We also need more pioneering investors to see this as an area of great opportunity. Omidyar Network has been a leader here, setting up an in-house “human capital” team to help their investees attract, develop and retain top talent — but I’m not aware of other impact investors who have shown such commitment. Organizations like Argidius Foundation, Blue Haven Initiative and AHL Venture Partners (all funders of ours) have made human capital a focus area, but they are the exceptions (unless the broad bucket of “education” or “edtech” counts). At Shortlist, we just went through a fundraising process and heard a similar refrain from many impact investors: “Human capital is not within scope or is not a mandate fit,” or “human capital only counts as ‘impact’ if focused on people making less than $2 a day.” I’m hoping more investors and funders start to see this as an important issue with the promise of system-level impact, up and down the salary scale.
Even for investors who don’t start investing in human capital companies, I hope they can focus more actively on human capital issues within portfolio companies. When making an investment, go deeper than assessing the co-founder biographies: Spend time understanding the organizational structure, staffing plans, recruitment strategies, training programs and the company’s values. I’ve seen impact investors spend weeks digging through financial models, formation documents and board minutes, but not ask a single question about the culture and sub-C-suite team. If investors cared more about people, so would entrepreneurs — you can help entrepreneurs prioritize people just by asking about them.
We also have an opportunity to learn from mainstream global trends around the future of work and the evolving higher education landscape. It’s a heady time with many calling for the unbundling and disruption of higher education, the digitization of economic opportunity, and new tools to help companies find, recruit, manage and train talent. Let’s learn from the best and bring these new practices and technologies into our markets and investments.

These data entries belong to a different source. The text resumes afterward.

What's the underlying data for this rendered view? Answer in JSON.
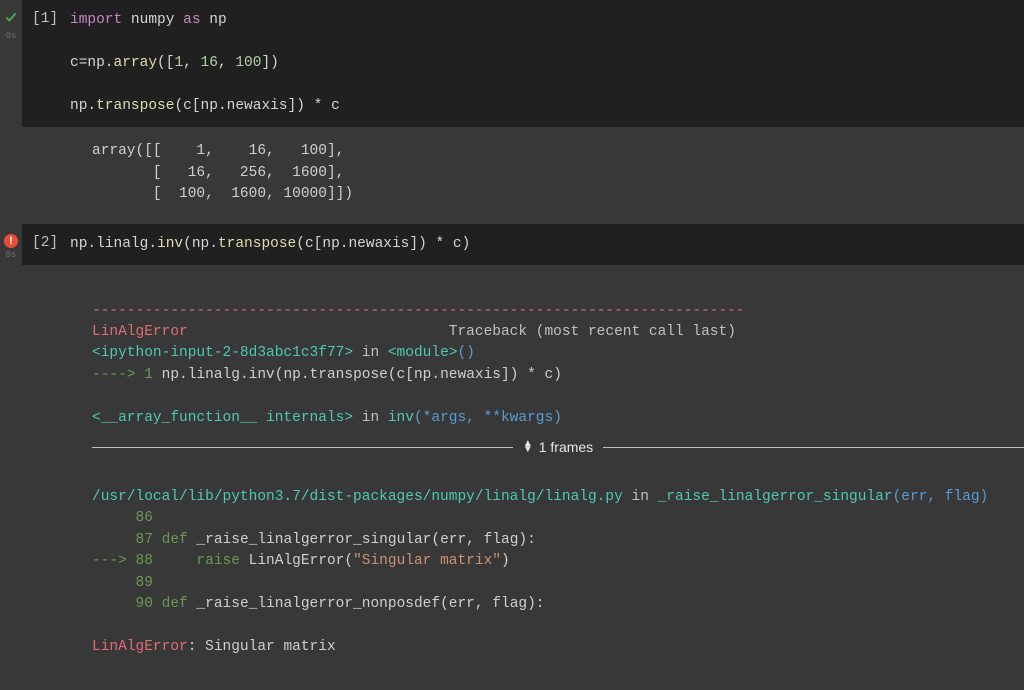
{
  "cell1": {
    "status_time": "0s",
    "prompt": "[1]",
    "code": {
      "kw_import": "import",
      "pkg_numpy": "numpy",
      "kw_as": "as",
      "alias_np": "np",
      "line2_a": "c=np.",
      "line2_func": "array",
      "line2_b": "([",
      "n1": "1",
      "c1": ", ",
      "n2": "16",
      "c2": ", ",
      "n3": "100",
      "line2_end": "])",
      "line3_a": "np.",
      "line3_func": "transpose",
      "line3_b": "(c[np.newaxis]) * c"
    },
    "output": "array([[    1,    16,   100],\n       [   16,   256,  1600],\n       [  100,  1600, 10000]])"
  },
  "cell2": {
    "status_time": "0s",
    "prompt": "[2]",
    "code": {
      "pre": "np.linalg.",
      "func": "inv",
      "mid_a": "(np.",
      "func2": "transpose",
      "mid_b": "(c[np.newaxis]) * c)"
    },
    "traceback": {
      "dashes": "---------------------------------------------------------------------------",
      "err": "LinAlgError",
      "tb_label": "                              Traceback (most recent call last)",
      "l1_a": "<ipython-input-2-8d3abc1c3f77>",
      "l1_in": " in ",
      "l1_b": "<module>",
      "l1_c": "()",
      "l2_arrow": "----> 1",
      "l2_code_a": " np",
      "l2_code_b": ".linalg.inv",
      "l2_code_c": "(np",
      "l2_code_d": ".transpose",
      "l2_code_e": "(c",
      "l2_code_f": "[np",
      "l2_code_g": ".newaxis",
      "l2_code_h": "]) * c)",
      "l3_a": "<__array_function__ internals>",
      "l3_in": " in ",
      "l3_b": "inv",
      "l3_c": "(*args, **kwargs)",
      "frames_label": "1 frames",
      "file": "/usr/local/lib/python3.7/dist-packages/numpy/linalg/linalg.py",
      "file_in": " in ",
      "file_func": "_raise_linalgerror_singular",
      "file_args": "(err, flag)",
      "s86": "     86",
      "s87": "     87 ",
      "s87_def": "def",
      "s87_name": " _raise_linalgerror_singular",
      "s87_args": "(err, flag):",
      "s88_arrow": "---> 88     ",
      "s88_raise": "raise",
      "s88_err": " LinAlgError",
      "s88_paren_o": "(",
      "s88_str": "\"Singular matrix\"",
      "s88_paren_c": ")",
      "s89": "     89",
      "s90": "     90 ",
      "s90_def": "def",
      "s90_name": " _raise_linalgerror_nonposdef",
      "s90_args": "(err, flag):",
      "final_err": "LinAlgError",
      "final_colon": ": ",
      "final_msg": "Singular matrix"
    }
  }
}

Finally, let’s turn this into a sector, shall we? I, for one, would love to see a dedicated resource center focused on “talent for impact” that could bring together the best research, resources, brains and energy around the world to help impact investors and social enterprises alike. That’s a conference I’d show up for, and bring my friends.